## Work to be completed
Look for "temp" in the records and copy every line that has it.

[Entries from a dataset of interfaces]
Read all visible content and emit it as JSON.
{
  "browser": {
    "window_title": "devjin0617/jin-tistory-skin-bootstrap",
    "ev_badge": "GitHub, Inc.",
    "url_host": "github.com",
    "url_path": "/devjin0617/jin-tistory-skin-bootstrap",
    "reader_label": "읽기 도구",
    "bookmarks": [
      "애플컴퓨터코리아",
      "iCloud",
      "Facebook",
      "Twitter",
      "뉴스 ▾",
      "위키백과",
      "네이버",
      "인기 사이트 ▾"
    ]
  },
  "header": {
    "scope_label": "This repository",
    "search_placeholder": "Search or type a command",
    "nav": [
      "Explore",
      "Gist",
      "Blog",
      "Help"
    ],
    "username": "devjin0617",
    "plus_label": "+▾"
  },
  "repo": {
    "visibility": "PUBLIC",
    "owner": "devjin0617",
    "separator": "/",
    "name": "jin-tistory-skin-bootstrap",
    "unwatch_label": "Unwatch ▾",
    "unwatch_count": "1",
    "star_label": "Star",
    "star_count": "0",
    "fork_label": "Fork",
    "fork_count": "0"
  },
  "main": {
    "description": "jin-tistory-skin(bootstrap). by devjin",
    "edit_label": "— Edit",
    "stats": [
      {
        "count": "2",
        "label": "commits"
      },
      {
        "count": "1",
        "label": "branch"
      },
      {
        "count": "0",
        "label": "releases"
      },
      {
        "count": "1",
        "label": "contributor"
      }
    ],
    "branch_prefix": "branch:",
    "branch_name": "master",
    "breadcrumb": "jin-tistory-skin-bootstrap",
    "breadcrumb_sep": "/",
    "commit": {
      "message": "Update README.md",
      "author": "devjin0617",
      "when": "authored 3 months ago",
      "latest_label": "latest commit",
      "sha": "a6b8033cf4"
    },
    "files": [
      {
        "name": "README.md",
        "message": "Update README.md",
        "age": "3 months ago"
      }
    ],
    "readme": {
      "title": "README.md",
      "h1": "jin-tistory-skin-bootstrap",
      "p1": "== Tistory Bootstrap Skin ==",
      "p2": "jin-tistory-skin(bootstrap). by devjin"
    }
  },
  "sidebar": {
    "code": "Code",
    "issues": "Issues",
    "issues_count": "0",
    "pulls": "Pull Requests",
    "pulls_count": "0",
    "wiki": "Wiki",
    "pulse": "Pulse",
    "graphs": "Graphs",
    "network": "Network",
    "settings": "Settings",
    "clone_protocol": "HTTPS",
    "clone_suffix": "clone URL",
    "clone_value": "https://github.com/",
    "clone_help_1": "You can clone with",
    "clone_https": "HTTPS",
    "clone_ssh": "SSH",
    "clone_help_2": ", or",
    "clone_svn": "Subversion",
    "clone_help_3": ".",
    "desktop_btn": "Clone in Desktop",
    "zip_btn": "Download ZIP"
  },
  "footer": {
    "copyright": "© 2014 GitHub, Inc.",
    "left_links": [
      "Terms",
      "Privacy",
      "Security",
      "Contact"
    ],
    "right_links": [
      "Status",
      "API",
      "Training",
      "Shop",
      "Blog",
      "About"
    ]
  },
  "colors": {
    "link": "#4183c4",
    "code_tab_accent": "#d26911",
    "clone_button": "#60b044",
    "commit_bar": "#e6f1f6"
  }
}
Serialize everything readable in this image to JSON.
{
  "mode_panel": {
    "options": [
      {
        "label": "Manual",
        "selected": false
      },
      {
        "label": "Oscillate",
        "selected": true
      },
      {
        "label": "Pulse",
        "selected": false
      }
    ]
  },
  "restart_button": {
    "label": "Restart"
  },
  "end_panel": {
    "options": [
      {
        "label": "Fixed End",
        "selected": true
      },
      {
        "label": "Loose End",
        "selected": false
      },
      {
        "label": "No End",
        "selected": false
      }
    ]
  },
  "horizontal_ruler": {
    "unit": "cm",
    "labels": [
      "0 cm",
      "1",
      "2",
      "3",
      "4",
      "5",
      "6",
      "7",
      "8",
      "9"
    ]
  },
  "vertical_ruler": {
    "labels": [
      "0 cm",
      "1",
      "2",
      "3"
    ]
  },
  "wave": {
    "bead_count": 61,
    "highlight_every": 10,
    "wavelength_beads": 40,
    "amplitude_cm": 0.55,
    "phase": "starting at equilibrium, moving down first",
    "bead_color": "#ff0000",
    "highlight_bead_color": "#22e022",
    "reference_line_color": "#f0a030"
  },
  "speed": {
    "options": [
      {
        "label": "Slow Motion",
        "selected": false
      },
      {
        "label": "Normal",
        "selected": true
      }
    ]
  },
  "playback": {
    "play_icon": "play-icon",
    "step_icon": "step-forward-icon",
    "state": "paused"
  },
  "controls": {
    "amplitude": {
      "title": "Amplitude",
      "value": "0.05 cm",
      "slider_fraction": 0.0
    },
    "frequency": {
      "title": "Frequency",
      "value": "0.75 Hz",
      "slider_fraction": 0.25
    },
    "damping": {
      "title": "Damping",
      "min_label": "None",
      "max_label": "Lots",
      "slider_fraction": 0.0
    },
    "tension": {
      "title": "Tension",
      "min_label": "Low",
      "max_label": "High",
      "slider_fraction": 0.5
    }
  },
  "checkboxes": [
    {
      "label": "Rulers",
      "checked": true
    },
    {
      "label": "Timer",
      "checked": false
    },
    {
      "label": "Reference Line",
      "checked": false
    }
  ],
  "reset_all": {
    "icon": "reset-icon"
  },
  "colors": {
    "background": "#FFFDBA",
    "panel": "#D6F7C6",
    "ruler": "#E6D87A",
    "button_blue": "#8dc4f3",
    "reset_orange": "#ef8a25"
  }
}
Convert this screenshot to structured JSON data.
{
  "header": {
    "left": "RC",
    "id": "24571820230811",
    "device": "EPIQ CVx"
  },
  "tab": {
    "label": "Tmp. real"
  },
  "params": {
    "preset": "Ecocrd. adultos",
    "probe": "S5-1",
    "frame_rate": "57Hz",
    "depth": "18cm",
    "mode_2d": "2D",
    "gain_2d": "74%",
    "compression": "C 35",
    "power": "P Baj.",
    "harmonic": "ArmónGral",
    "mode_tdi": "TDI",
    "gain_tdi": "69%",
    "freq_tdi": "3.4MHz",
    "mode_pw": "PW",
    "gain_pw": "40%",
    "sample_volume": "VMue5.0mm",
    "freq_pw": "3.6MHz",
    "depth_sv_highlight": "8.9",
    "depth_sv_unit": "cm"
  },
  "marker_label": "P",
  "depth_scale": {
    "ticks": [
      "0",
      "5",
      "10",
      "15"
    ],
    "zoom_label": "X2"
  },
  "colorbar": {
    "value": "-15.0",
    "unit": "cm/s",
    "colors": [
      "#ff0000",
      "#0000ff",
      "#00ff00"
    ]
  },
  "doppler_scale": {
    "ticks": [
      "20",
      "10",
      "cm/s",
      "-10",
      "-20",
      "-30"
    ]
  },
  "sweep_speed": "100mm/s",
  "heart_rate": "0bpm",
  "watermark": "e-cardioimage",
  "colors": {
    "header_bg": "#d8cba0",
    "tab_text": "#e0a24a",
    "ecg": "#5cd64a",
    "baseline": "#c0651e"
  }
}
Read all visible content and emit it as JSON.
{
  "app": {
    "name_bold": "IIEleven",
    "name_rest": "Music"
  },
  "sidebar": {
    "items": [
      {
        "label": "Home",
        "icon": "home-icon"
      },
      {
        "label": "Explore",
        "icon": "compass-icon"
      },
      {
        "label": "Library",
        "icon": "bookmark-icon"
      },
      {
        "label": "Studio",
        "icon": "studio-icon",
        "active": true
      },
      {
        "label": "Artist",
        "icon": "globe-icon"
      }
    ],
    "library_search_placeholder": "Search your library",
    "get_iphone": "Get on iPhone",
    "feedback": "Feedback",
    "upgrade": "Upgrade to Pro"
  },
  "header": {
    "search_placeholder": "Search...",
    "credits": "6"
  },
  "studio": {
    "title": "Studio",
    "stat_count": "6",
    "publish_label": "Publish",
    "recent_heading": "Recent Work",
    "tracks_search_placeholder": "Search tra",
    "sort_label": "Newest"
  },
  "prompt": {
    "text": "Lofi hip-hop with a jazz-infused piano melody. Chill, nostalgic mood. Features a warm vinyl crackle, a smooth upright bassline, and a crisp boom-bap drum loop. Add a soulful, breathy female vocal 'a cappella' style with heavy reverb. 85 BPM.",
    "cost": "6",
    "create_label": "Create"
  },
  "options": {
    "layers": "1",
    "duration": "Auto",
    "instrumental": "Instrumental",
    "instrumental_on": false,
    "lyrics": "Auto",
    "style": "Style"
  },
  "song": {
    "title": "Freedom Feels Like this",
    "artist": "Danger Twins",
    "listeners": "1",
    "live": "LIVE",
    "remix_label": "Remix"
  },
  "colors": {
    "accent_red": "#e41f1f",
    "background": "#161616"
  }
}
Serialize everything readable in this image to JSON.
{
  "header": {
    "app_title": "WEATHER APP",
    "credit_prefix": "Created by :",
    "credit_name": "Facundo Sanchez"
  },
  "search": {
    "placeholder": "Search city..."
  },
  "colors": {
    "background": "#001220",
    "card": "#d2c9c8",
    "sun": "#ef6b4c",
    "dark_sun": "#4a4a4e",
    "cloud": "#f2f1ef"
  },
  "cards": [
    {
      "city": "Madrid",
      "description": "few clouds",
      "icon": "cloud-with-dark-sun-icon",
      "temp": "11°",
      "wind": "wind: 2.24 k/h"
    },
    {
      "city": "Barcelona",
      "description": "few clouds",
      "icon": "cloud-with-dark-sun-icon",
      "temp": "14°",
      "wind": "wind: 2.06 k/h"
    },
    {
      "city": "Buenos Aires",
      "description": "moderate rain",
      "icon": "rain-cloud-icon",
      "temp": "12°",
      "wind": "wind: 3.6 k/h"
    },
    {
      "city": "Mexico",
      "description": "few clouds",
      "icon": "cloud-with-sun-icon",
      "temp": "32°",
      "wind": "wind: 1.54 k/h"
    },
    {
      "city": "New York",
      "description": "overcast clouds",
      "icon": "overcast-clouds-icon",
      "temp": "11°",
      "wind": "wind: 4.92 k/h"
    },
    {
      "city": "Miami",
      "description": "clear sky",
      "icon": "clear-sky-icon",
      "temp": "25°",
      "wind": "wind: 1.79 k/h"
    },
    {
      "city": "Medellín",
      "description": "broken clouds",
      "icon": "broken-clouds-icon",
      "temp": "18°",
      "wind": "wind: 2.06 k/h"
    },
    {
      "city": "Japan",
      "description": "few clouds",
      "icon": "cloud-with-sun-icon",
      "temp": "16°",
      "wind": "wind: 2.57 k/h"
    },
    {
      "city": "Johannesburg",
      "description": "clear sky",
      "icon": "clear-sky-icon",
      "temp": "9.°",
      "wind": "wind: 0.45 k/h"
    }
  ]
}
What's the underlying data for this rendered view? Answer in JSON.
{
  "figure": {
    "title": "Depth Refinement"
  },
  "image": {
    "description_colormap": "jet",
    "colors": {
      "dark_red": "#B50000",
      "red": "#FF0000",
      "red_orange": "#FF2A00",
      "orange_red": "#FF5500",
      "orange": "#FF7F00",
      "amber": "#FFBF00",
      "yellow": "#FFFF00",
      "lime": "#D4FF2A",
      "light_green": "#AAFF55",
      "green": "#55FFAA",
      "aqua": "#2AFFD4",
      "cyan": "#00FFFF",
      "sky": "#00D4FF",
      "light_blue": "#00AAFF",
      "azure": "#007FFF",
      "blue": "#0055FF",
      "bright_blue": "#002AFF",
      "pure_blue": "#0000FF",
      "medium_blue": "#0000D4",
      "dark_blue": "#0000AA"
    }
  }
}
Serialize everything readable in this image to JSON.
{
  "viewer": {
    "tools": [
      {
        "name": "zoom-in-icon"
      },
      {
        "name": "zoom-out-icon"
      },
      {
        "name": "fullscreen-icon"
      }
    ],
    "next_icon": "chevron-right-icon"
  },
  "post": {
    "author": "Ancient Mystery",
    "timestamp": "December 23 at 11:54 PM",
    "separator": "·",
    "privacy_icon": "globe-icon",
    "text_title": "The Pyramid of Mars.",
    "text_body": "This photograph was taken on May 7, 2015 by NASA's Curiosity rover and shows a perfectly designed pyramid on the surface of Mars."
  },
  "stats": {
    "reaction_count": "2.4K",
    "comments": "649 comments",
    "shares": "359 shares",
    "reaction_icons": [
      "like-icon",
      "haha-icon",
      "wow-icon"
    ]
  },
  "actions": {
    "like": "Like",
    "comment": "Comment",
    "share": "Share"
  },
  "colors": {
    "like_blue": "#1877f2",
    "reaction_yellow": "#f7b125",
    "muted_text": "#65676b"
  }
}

## Completed task
      "temp": "11°",
      "temp": "14°",
      "temp": "12°",
      "temp": "32°",
      "temp": "11°",
      "temp": "25°",
      "temp": "18°",
      "temp": "16°",
      "temp": "9.°",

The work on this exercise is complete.